Exact reproduction is required for all entries.

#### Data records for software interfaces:
++++++++++++++++++++
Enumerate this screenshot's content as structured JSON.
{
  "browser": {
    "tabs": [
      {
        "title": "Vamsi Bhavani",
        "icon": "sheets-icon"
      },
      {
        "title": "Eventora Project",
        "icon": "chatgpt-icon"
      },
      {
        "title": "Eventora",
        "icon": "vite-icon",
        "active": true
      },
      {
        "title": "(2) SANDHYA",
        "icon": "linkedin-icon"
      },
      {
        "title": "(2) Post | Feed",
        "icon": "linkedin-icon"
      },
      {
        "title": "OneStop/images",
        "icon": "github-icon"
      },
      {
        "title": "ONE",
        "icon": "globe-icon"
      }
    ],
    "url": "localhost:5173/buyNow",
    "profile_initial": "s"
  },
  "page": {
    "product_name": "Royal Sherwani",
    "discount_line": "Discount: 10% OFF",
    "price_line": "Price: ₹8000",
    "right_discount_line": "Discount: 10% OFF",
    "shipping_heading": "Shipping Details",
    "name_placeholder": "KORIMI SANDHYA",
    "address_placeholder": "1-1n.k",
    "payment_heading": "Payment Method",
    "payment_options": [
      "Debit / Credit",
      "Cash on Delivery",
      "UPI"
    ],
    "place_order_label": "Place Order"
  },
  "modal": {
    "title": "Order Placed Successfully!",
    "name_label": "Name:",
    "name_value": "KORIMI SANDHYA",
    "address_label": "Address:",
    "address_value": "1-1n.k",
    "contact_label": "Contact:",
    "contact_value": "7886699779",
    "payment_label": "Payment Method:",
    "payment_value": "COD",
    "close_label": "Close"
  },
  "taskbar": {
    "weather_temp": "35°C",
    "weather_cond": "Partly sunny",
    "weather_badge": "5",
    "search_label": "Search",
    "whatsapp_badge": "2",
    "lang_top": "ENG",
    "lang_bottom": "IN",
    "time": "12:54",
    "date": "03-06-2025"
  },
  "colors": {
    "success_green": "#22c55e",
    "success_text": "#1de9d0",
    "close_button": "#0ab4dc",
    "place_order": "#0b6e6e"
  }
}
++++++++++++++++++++
#### EXERCISE SOLUTION:
Enumerate this screenshot's content as structured JSON.
{
  "browser": {
    "tabs": [
      {
        "title": "Vamsi Bhavani",
        "icon": "sheets-icon"
      },
      {
        "title": "Eventora Project",
        "icon": "chatgpt-icon"
      },
      {
        "title": "Eventora",
        "icon": "vite-icon",
        "active": true
      },
      {
        "title": "(2) SANDHYA",
        "icon": "linkedin-icon"
      },
      {
        "title": "(2) Post | Feed",
        "icon": "linkedin-icon"
      },
      {
        "title": "OneStop/images",
        "icon": "github-icon"
      },
      {
        "title": "ONE",
        "icon": "globe-icon"
      }
    ],
    "url": "localhost:5173/buyNow",
    "profile_initial": "s"
  },
  "page": {
    "product_name": "Royal Sherwani",
    "discount_line": "Discount: 10% OFF",
    "price_line": "Price: ₹8000",
    "right_discount_line": "Discount: 10% OFF",
    "shipping_heading": "Shipping Details",
    "name_placeholder": "KORIMI SANDHYA",
    "address_placeholder": "1-1n.k",
    "payment_heading": "Payment Method",
    "payment_options": [
      "Debit / Credit",
      "Cash on Delivery",
      "UPI"
    ],
    "place_order_label": "Place Order"
  },
  "modal": {
    "title": "Order Placed Successfully!",
    "name_label": "Name:",
    "name_value": "KORIMI SANDHYA",
    "address_label": "Address:",
    "address_value": "1-1n.k",
    "contact_label": "Contact:",
    "contact_value": "7886699779",
    "payment_label": "Payment Method:",
    "payment_value": "COD",
    "close_label": "Close"
  },
  "taskbar": {
    "weather_temp": "35°C",
    "weather_cond": "Partly sunny",
    "weather_badge": "5",
    "search_label": "Search",
    "whatsapp_badge": "2",
    "lang_top": "ENG",
    "lang_bottom": "IN",
    "time": "12:54",
    "date": "03-06-2025"
  },
  "colors": {
    "success_green": "#22c55e",
    "success_text": "#1de9d0",
    "close_button": "#0ab4dc",
    "place_order": "#0b6e6e"
  }
}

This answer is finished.